▸ Given data
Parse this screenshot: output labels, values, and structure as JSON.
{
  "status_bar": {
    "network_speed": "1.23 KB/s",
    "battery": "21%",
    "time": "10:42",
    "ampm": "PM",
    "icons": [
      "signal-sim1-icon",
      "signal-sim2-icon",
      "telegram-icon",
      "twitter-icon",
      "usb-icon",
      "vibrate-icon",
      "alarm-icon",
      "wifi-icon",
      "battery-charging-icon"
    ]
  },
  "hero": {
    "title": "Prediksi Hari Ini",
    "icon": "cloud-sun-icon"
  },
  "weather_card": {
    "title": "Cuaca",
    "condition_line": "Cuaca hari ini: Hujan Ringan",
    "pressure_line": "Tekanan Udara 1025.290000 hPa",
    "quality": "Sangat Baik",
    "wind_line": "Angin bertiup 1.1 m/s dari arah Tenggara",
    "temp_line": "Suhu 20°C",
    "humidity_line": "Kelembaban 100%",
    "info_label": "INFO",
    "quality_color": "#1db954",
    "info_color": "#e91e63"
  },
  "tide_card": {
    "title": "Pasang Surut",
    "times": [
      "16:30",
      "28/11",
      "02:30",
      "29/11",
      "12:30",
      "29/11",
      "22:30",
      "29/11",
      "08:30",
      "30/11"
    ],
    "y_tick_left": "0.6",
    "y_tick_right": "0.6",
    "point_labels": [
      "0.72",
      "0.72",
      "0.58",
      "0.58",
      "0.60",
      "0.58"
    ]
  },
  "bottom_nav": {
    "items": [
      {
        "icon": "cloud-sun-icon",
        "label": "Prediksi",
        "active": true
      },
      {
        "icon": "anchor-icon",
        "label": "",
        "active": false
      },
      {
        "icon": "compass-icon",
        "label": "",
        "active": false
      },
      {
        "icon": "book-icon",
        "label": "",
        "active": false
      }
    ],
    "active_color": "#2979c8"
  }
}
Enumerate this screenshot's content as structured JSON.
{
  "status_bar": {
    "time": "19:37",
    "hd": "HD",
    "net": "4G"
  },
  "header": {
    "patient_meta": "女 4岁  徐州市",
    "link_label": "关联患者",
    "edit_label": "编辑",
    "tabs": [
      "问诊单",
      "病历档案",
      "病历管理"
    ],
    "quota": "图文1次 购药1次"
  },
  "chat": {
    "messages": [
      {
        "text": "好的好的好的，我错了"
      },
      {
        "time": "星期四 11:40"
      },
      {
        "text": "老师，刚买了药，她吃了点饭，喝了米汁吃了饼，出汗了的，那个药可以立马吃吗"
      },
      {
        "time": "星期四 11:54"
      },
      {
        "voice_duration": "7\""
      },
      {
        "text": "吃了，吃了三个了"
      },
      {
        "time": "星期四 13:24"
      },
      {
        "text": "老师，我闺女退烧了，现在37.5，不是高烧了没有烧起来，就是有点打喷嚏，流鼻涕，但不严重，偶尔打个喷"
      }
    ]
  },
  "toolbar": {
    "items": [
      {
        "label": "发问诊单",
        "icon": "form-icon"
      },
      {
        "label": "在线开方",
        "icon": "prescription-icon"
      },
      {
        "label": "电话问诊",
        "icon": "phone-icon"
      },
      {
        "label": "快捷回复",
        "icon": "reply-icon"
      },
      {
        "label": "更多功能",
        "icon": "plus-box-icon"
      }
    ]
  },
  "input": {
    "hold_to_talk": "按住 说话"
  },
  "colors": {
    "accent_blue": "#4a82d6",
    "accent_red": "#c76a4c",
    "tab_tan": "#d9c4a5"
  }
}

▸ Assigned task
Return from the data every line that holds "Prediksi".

▸ Answer space
    "title": "Prediksi Hari Ini",
        "label": "Prediksi",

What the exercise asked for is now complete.